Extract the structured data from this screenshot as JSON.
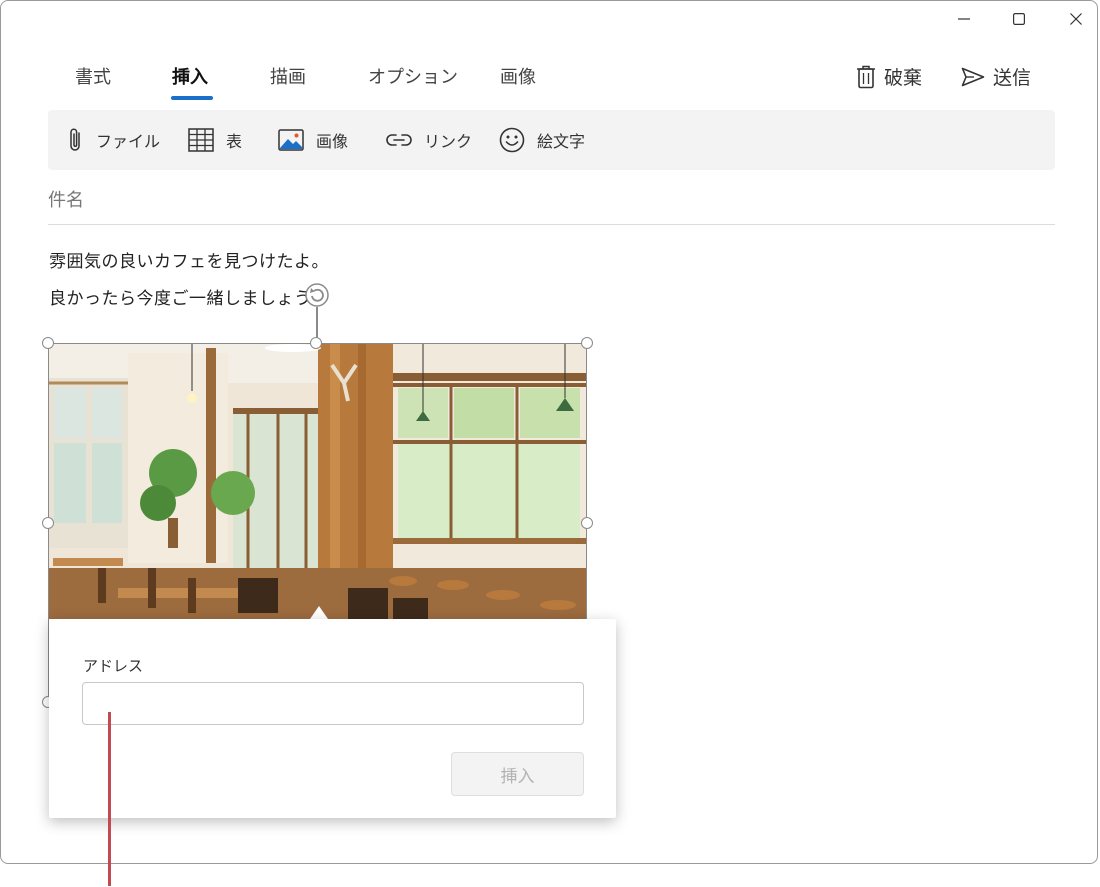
{
  "window": {
    "controls": [
      "minimize",
      "maximize",
      "close"
    ]
  },
  "tabs": [
    {
      "label": "書式",
      "active": false
    },
    {
      "label": "挿入",
      "active": true
    },
    {
      "label": "描画",
      "active": false
    },
    {
      "label": "オプション",
      "active": false
    },
    {
      "label": "画像",
      "active": false
    }
  ],
  "header_actions": {
    "discard": {
      "label": "破棄",
      "icon": "trash-icon"
    },
    "send": {
      "label": "送信",
      "icon": "send-icon"
    }
  },
  "ribbon": [
    {
      "label": "ファイル",
      "icon": "paperclip-icon"
    },
    {
      "label": "表",
      "icon": "table-icon"
    },
    {
      "label": "画像",
      "icon": "picture-icon"
    },
    {
      "label": "リンク",
      "icon": "link-icon"
    },
    {
      "label": "絵文字",
      "icon": "emoji-icon"
    }
  ],
  "subject": {
    "placeholder": "件名"
  },
  "body": {
    "lines": [
      "雰囲気の良いカフェを見つけたよ。",
      "良かったら今度ご一緒しましょう。"
    ]
  },
  "link_popover": {
    "label": "アドレス",
    "value": "",
    "insert_button": "挿入",
    "insert_enabled": false
  },
  "colors": {
    "accent": "#1a6fc9",
    "marker": "#c44a52",
    "ribbon_bg": "#f3f3f3"
  }
}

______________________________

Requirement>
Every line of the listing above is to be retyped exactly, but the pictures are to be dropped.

Solution to the problem>
Extract the structured data from this screenshot as JSON.
{
  "window": {
    "controls": [
      "minimize",
      "maximize",
      "close"
    ]
  },
  "tabs": [
    {
      "label": "書式",
      "active": false
    },
    {
      "label": "挿入",
      "active": true
    },
    {
      "label": "描画",
      "active": false
    },
    {
      "label": "オプション",
      "active": false
    },
    {
      "label": "画像",
      "active": false
    }
  ],
  "header_actions": {
    "discard": {
      "label": "破棄",
      "icon": "trash-icon"
    },
    "send": {
      "label": "送信",
      "icon": "send-icon"
    }
  },
  "ribbon": [
    {
      "label": "ファイル",
      "icon": "paperclip-icon"
    },
    {
      "label": "表",
      "icon": "table-icon"
    },
    {
      "label": "画像",
      "icon": "picture-icon"
    },
    {
      "label": "リンク",
      "icon": "link-icon"
    },
    {
      "label": "絵文字",
      "icon": "emoji-icon"
    }
  ],
  "subject": {
    "placeholder": "件名"
  },
  "body": {
    "lines": [
      "雰囲気の良いカフェを見つけたよ。",
      "良かったら今度ご一緒しましょう。"
    ]
  },
  "link_popover": {
    "label": "アドレス",
    "value": "",
    "insert_button": "挿入",
    "insert_enabled": false
  },
  "colors": {
    "accent": "#1a6fc9",
    "marker": "#c44a52",
    "ribbon_bg": "#f3f3f3"
  }
}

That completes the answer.